A year after being selected as semifinalists in the Student Veterans of America National Business Plan Competition, the University of Southern Maine Husky Vets have now placed second in the annual event, held in early January in San Antonio, Texas.
Four of USM’s student veterans — Mary Swanson, Omar Andrews, Rudy DaRocha and Kelsey Earley — were awarded the silver trophy at the annual SVA National Conference for their business plan to increase awareness of the campus group and promote its membership.
According to Camden Ege, assistant veterans' services coordinator, the SVA provides grant opportunities to its chapters annually through Bank of America, and money is up for grabs to the veteran groups who can pitch their best business plans at the conference, held this year from Jan. 2 to Jan. 7.
A major component of the grant application is the submission of a chapter business plan.
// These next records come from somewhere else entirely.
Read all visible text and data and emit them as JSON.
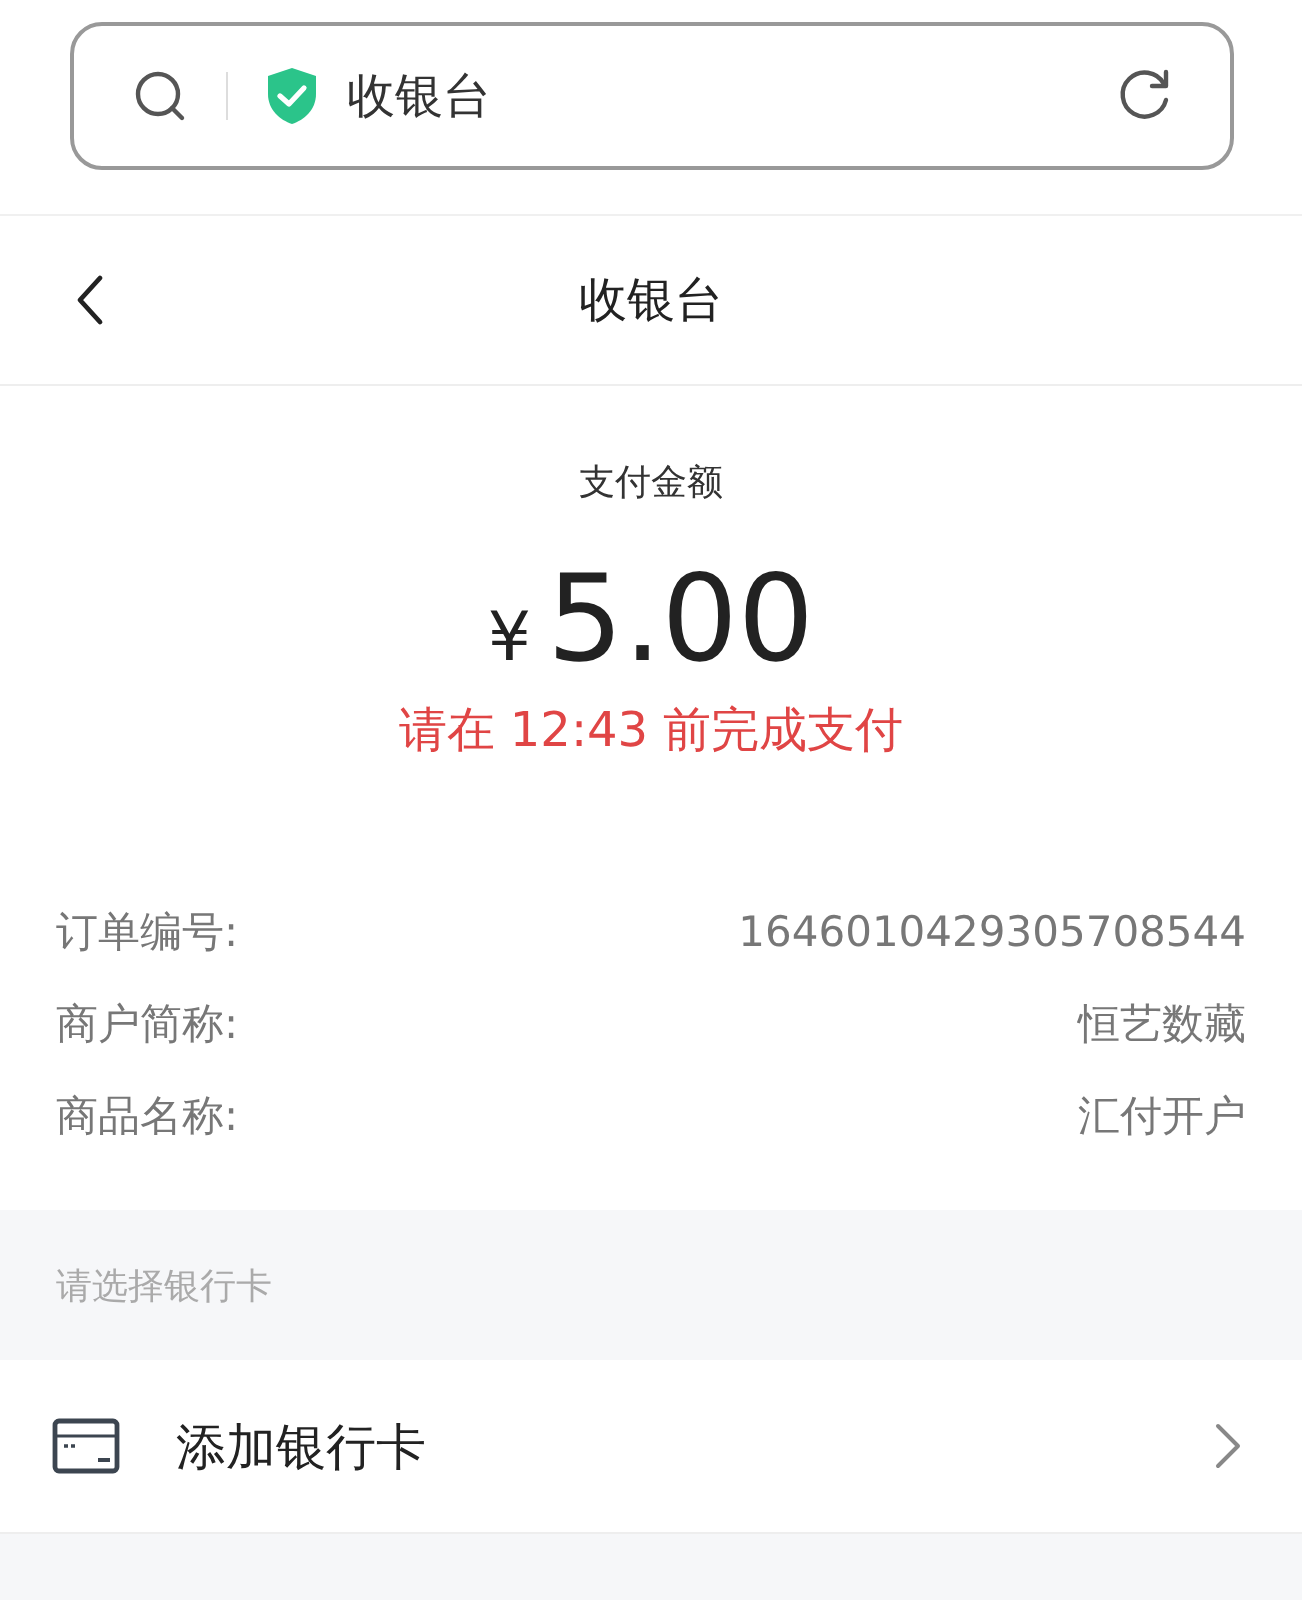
{
  "address_bar": {
    "title": "收银台",
    "secure": true
  },
  "nav": {
    "title": "收银台"
  },
  "payment": {
    "label": "支付金额",
    "currency": "¥",
    "amount": "5.00",
    "deadline": "请在 12:43 前完成支付"
  },
  "details": [
    {
      "label": "订单编号:",
      "value": "1646010429305708544"
    },
    {
      "label": "商户简称:",
      "value": "恒艺数藏"
    },
    {
      "label": "商品名称:",
      "value": "汇付开户"
    }
  ],
  "bank_section": {
    "hint": "请选择银行卡",
    "add_card": "添加银行卡"
  }
}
Six chapter finalists are selected and compete in a setting similar to the ABC television show, “Shark Tank,” in which entrepreneurs vie for startup funding against a panel of hardened judges.
As part of the silver-winning business plan, the veterans outlined three goals: to build chapter sustainability, provide an environment that fosters student veteran success and to be an active voice for student veterans on the USM campus and within the community.
The second-place finish came with a $1,500 prize to benefit the USM Husky Vets, an SVA chapter, coupled with a $2,000 grant already provided to the group by the SVA, Ege said.
Ege said the money will be helpful in bolstering the Husky Vets’ programming, particularly around raising awareness and bringing more students into the fold. Some of the funds are already being used to compete in a bowling competition to raise funds for an Augusta nonprofit organization, he said.
Money aside, also valuable was the experience, Ege said, of developing a business proposal and pitching it start-to-finish.
“What this did do is teach a group of veterans how to propose and present something to business leaders. That's an opportunity that not everyone has,” he said.
Andrews, president of the Husky Vets, said he was amazed at how well his team performed.
“It would take me a short novel to describe the incredible talent that we were up against, and I would not have liked to be one of the judges on the panel,” he said, adding that the win would would serve as a motivator to him.
He also said it would serve to reaffirm the group’s mission: to help others.
“What makes us who we are as a group is how we treat each other and the community around us,” Andrews said. “Our mission is to help veterans, service members and their families in all aspects in life. If our reputation must be boiled down to a sentence, it would be that.”
Ege agreed, adding that the Husky Vets excel in all aspects of their lives — in the classroom, and in their personal lives.
“They are representative of the quality of USM's student veterans. They don't shy away from a challenge. They come together as a team and get things done,” he said. “They have families, jobs, are full-time students, [are] transitioning from service and, most importantly, they're succeeding.”
By Alan Bennett, Office of Public Affairs